[Work request]: How many lines in the entries below contain the word "object"? Answer with the number and nothing else.

Source records
══════

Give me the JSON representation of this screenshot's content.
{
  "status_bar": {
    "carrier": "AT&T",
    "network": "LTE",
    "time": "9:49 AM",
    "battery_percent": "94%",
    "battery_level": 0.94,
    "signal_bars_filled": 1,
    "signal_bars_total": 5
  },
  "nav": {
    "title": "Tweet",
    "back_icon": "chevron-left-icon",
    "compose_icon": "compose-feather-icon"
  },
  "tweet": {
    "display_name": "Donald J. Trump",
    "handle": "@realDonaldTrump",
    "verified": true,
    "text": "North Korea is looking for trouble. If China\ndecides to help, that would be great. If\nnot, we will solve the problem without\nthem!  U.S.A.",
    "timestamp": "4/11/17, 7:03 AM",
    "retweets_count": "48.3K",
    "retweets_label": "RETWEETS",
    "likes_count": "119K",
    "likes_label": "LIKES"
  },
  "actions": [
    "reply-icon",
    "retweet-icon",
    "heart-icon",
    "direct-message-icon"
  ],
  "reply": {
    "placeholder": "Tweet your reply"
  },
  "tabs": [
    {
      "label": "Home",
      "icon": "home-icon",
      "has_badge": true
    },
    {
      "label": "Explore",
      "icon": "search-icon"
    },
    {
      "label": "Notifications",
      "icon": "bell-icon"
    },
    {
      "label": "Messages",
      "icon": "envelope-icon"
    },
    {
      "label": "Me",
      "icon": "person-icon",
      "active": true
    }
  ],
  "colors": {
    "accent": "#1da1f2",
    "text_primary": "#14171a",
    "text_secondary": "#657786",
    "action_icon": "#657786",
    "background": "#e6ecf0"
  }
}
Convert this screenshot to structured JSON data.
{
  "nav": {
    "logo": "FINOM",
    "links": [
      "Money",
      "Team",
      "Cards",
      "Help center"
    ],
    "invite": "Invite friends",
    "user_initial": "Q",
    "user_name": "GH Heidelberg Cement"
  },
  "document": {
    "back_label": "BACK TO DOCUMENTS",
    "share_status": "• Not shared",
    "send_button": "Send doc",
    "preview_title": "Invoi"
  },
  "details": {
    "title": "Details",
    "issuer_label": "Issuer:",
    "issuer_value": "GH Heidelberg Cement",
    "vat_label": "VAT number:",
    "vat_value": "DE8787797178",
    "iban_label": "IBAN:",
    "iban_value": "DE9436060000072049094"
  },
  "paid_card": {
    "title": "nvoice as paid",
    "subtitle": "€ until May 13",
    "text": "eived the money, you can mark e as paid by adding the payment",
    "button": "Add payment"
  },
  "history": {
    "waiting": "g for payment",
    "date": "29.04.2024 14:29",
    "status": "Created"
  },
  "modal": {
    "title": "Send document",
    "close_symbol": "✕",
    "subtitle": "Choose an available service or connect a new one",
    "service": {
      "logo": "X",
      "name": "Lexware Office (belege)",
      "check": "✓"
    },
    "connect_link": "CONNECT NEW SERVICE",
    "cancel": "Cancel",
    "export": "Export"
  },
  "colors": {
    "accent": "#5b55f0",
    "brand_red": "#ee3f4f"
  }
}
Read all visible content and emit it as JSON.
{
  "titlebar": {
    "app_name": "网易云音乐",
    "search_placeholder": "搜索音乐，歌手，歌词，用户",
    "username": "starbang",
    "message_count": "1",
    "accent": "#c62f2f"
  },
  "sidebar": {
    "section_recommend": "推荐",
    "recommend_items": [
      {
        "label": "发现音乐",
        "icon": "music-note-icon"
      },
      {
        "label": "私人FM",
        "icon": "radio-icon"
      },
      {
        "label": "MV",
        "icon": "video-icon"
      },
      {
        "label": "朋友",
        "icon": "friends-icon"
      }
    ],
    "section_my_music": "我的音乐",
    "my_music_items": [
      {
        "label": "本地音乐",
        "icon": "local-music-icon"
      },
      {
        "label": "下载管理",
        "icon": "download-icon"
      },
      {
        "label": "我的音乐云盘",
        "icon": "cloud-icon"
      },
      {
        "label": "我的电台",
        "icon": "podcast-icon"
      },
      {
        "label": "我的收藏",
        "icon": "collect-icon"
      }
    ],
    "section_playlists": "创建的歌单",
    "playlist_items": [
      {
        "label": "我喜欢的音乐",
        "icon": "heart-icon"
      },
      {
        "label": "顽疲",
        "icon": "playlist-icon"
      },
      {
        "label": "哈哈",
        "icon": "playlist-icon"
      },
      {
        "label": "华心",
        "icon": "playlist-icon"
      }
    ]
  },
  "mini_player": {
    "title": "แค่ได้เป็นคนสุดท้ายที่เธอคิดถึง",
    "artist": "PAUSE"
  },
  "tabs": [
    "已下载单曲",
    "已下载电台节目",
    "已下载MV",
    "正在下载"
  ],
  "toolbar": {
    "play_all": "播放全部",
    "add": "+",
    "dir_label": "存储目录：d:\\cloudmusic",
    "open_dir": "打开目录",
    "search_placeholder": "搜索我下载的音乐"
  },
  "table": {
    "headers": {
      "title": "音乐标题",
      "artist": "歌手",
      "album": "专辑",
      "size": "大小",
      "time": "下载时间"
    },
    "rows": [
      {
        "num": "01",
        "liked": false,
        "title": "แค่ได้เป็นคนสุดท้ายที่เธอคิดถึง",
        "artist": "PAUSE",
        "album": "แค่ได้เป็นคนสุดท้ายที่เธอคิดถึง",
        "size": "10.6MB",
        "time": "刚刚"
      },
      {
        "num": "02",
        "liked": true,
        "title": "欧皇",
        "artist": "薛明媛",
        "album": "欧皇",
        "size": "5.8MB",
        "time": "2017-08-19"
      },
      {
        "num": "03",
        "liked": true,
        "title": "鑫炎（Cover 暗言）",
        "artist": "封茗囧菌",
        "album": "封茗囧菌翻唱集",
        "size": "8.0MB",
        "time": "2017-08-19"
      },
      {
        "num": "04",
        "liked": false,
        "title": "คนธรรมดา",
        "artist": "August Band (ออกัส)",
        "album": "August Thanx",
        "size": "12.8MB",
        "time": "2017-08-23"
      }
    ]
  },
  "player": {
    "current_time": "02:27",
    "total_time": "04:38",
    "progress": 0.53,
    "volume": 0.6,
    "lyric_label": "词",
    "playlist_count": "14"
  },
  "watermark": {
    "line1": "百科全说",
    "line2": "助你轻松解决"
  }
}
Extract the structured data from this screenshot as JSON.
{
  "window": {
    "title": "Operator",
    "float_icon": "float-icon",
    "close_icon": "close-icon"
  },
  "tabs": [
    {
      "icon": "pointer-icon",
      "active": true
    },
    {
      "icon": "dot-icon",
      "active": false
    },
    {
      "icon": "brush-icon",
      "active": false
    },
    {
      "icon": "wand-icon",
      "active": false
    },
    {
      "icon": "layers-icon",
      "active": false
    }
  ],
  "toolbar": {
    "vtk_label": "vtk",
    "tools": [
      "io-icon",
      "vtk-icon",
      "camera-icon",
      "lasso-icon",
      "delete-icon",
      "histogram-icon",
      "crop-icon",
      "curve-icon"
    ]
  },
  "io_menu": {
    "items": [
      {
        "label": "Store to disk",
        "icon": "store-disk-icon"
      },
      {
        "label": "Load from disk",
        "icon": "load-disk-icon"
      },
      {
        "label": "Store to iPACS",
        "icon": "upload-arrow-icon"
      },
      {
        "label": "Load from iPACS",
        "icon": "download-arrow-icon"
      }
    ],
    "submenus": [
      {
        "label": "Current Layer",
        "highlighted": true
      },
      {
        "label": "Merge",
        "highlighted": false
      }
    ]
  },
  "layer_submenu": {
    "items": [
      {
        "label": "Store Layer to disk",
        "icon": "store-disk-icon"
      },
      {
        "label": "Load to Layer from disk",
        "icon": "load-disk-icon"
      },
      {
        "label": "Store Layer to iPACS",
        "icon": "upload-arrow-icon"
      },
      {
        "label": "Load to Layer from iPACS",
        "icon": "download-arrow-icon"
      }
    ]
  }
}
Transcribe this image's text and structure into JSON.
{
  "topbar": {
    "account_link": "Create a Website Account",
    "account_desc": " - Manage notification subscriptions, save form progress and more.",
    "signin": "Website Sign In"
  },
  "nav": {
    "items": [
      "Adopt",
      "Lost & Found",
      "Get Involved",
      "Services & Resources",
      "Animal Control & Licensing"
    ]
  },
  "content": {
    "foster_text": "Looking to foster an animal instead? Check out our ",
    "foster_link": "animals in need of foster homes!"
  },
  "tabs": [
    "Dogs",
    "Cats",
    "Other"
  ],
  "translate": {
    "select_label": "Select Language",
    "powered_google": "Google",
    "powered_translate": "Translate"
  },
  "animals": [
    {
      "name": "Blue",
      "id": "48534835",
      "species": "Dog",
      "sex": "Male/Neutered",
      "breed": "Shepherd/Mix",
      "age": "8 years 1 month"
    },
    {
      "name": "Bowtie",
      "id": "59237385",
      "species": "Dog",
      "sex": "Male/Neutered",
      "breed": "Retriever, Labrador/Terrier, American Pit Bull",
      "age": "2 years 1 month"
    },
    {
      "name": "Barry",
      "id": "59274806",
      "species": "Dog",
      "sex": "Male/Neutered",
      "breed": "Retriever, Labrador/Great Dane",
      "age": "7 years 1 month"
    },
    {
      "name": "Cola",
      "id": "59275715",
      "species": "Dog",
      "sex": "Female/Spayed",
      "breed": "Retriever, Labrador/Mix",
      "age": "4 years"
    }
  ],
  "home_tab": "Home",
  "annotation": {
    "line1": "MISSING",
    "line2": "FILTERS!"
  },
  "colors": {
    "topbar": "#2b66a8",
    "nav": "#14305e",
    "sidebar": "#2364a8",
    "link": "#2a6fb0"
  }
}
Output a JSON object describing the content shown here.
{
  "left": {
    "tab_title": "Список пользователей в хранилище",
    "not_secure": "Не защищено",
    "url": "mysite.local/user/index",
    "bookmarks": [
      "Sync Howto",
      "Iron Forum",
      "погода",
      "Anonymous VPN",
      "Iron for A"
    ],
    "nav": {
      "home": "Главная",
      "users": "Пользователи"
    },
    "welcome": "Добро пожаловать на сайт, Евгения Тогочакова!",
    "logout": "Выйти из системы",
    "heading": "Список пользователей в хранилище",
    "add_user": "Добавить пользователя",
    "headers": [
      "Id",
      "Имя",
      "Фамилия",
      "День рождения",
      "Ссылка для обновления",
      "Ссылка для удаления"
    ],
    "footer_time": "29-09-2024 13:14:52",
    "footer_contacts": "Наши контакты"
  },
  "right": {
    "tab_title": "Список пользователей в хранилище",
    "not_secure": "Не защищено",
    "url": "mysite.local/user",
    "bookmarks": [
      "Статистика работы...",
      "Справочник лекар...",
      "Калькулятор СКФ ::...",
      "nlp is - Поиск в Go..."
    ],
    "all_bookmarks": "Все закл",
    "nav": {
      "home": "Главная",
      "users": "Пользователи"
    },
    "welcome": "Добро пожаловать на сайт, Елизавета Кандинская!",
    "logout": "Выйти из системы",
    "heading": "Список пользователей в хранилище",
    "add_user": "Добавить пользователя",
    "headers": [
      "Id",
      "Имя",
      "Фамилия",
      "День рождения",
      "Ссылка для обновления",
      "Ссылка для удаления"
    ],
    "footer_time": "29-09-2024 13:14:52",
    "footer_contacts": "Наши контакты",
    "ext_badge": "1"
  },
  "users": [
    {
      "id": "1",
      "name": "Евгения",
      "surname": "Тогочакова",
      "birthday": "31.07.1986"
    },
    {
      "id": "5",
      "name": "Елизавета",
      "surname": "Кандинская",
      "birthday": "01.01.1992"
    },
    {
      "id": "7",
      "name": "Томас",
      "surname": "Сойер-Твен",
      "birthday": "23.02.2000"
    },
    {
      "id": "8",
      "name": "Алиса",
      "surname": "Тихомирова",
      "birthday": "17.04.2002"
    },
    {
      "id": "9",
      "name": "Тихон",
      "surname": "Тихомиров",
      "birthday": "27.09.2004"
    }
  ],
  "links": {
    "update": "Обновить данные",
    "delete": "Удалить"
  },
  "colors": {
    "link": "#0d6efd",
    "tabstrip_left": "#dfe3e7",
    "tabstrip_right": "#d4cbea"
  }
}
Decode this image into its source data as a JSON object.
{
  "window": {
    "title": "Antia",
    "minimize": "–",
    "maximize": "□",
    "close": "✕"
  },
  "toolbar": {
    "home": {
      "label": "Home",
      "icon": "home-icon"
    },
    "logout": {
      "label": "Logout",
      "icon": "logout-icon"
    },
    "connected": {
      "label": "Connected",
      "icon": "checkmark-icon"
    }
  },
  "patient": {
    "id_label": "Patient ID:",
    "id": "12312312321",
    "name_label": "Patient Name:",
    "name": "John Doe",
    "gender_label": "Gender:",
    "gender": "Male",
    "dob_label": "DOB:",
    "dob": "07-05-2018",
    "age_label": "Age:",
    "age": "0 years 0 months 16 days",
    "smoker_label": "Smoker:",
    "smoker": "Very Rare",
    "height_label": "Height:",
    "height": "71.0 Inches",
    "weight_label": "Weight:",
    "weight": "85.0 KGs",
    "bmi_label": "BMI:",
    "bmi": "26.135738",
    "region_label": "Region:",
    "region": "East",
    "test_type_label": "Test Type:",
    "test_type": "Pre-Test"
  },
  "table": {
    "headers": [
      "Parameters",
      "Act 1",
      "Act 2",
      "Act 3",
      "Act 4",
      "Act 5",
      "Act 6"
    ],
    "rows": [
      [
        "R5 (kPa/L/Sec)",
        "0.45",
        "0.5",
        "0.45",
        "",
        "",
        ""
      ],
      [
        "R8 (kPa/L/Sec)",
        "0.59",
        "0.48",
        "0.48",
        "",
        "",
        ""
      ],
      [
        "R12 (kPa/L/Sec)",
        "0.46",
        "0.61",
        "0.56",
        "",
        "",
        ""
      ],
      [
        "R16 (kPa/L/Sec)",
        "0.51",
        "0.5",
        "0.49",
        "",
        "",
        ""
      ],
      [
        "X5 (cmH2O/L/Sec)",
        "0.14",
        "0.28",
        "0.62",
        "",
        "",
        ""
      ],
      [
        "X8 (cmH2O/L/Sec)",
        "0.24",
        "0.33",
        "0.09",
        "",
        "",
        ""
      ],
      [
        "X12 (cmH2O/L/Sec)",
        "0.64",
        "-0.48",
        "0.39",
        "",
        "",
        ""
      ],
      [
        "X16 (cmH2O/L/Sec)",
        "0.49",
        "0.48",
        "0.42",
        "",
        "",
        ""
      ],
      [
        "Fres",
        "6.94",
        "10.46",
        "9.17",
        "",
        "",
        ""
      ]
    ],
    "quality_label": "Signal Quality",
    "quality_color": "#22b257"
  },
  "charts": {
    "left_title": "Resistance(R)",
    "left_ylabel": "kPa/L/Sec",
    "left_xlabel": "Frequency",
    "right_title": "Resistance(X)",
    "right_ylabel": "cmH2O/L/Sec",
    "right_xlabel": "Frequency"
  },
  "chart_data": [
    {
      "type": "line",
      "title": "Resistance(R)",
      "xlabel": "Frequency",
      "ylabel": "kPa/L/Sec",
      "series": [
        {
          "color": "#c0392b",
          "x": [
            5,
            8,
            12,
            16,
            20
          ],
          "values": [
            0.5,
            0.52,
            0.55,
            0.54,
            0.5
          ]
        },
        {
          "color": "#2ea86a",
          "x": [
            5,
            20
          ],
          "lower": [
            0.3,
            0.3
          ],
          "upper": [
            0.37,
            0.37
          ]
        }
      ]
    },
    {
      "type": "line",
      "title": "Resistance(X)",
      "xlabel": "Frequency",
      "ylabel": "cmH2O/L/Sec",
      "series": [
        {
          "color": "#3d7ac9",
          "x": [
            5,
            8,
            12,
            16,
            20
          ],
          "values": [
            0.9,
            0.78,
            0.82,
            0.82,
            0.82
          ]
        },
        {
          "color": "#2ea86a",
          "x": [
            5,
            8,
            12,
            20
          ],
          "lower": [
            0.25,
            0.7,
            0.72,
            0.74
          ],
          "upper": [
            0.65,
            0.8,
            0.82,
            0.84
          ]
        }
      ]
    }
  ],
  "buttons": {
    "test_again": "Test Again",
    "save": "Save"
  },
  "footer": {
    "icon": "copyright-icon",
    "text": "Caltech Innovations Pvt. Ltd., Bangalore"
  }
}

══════

[Answer to this task]: 2